§ **ACTIVITY**
The lines to find are those in the entries that hold the word "Мастерство"; copy every one of them.

(Website and app data records)
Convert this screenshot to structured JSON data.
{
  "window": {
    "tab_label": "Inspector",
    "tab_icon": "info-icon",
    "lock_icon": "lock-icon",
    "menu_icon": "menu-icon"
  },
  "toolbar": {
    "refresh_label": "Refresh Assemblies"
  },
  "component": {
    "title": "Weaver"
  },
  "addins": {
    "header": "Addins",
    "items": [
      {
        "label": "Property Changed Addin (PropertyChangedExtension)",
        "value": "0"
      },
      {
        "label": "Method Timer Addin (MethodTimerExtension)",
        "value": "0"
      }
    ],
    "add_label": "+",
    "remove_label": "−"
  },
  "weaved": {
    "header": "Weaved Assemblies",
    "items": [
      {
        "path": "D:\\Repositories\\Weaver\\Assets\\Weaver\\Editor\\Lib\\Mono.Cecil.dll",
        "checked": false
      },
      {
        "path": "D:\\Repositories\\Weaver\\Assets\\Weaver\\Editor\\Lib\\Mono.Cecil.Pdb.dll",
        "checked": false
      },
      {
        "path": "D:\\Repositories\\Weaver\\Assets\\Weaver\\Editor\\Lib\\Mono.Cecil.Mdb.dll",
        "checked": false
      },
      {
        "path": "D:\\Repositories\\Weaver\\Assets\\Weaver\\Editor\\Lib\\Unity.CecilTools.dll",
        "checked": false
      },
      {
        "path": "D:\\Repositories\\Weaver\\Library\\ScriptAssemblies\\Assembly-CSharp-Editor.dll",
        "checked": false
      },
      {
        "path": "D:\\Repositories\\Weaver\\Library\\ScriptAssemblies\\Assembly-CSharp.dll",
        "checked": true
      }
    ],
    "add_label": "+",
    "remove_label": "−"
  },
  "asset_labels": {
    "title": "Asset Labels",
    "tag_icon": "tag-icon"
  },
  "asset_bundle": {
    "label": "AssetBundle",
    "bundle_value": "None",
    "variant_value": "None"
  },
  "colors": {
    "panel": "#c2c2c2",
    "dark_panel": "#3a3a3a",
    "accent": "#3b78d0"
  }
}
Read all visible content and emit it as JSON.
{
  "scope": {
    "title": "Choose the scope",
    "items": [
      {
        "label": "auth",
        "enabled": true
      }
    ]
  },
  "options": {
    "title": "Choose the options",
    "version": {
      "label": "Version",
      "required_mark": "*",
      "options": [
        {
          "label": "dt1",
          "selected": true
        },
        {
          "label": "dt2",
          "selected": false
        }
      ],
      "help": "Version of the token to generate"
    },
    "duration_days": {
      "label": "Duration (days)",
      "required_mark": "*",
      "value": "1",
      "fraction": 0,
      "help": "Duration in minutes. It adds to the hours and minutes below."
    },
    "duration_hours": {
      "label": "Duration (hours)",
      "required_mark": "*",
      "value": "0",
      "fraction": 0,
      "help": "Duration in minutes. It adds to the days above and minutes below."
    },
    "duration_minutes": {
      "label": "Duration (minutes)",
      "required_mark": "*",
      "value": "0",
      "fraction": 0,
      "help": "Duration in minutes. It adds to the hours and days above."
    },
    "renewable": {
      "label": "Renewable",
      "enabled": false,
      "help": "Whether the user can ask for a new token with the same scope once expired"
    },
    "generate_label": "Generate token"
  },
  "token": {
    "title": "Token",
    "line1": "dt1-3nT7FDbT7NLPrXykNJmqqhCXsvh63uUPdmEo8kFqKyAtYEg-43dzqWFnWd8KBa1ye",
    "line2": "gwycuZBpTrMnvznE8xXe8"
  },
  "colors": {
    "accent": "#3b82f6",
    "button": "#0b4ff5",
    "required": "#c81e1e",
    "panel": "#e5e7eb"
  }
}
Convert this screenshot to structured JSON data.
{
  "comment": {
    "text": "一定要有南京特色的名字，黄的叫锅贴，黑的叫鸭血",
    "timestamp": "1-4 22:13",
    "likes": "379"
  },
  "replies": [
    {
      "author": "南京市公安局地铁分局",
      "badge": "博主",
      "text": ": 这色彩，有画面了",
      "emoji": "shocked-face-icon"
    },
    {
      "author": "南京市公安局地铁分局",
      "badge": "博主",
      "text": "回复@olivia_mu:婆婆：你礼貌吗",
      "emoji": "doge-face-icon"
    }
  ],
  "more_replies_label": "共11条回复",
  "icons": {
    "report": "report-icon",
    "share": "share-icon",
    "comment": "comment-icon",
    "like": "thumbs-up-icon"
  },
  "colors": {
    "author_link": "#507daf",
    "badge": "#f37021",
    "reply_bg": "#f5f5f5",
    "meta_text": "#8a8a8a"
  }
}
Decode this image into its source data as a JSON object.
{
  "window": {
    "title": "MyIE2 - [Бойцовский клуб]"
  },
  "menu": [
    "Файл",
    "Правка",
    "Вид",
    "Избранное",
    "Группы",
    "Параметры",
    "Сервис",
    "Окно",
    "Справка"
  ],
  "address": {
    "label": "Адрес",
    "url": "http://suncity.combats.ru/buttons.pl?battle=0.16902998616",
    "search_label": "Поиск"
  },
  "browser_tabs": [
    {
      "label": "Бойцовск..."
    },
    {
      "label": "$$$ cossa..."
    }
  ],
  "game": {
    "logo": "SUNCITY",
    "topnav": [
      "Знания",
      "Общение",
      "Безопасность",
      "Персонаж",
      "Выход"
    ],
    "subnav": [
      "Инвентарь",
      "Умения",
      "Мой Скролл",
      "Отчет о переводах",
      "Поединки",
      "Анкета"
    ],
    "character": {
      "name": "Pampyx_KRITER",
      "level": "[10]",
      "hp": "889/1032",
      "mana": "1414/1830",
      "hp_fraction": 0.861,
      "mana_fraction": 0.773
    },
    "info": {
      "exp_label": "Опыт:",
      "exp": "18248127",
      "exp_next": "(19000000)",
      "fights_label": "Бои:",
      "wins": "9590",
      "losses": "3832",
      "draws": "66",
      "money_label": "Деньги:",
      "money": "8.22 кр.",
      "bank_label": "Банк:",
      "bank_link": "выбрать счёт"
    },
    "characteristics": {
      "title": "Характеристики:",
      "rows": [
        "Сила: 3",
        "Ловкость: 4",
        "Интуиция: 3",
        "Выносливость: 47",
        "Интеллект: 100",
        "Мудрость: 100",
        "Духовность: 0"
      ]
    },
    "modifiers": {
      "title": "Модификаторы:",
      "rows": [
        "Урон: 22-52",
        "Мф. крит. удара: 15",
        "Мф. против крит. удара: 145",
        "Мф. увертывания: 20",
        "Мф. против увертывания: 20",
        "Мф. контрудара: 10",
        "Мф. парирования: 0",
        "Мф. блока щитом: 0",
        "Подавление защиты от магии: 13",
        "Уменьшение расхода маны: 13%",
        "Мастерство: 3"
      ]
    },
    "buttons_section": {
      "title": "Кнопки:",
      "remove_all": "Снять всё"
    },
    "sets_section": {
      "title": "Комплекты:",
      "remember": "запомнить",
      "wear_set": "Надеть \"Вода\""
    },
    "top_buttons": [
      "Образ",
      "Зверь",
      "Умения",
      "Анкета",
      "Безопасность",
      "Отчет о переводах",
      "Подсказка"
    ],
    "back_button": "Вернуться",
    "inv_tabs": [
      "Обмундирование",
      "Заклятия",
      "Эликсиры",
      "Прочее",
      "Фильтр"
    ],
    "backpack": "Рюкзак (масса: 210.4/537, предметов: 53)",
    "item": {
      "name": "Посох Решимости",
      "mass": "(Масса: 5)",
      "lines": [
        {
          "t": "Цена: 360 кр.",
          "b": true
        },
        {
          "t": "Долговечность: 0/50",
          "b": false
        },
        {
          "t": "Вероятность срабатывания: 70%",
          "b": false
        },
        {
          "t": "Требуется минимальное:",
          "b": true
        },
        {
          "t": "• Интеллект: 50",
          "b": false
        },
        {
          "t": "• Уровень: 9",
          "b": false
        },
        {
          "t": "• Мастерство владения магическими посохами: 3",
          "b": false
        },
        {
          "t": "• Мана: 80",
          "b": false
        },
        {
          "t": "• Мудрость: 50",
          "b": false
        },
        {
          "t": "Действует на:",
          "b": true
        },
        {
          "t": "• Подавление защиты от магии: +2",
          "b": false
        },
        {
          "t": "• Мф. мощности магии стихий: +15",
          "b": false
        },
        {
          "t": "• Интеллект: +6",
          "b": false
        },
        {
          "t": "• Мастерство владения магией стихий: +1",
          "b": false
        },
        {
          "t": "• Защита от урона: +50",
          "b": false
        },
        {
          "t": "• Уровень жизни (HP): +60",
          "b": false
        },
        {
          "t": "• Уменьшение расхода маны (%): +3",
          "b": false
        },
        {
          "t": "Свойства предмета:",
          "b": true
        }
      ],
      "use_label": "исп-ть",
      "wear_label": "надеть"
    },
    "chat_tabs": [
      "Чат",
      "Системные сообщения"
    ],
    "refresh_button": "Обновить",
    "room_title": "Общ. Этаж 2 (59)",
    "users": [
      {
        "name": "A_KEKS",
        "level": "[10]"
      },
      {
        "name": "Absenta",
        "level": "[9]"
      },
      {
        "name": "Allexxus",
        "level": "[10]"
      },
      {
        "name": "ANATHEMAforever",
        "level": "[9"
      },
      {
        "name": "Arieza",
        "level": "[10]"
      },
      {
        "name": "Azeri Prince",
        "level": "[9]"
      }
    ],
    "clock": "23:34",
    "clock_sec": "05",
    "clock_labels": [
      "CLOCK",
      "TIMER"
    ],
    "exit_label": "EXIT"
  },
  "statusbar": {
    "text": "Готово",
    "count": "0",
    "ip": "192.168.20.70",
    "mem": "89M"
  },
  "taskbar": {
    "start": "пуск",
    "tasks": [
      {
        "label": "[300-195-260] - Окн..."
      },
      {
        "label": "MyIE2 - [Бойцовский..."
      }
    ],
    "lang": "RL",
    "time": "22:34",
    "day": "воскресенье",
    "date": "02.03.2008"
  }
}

§ **YOUR SOLUTION**
        "Мастерство: 3"
          "t": "• Мастерство владения магическими посохами: 3",
          "t": "• Мастерство владения магией стихий: +1",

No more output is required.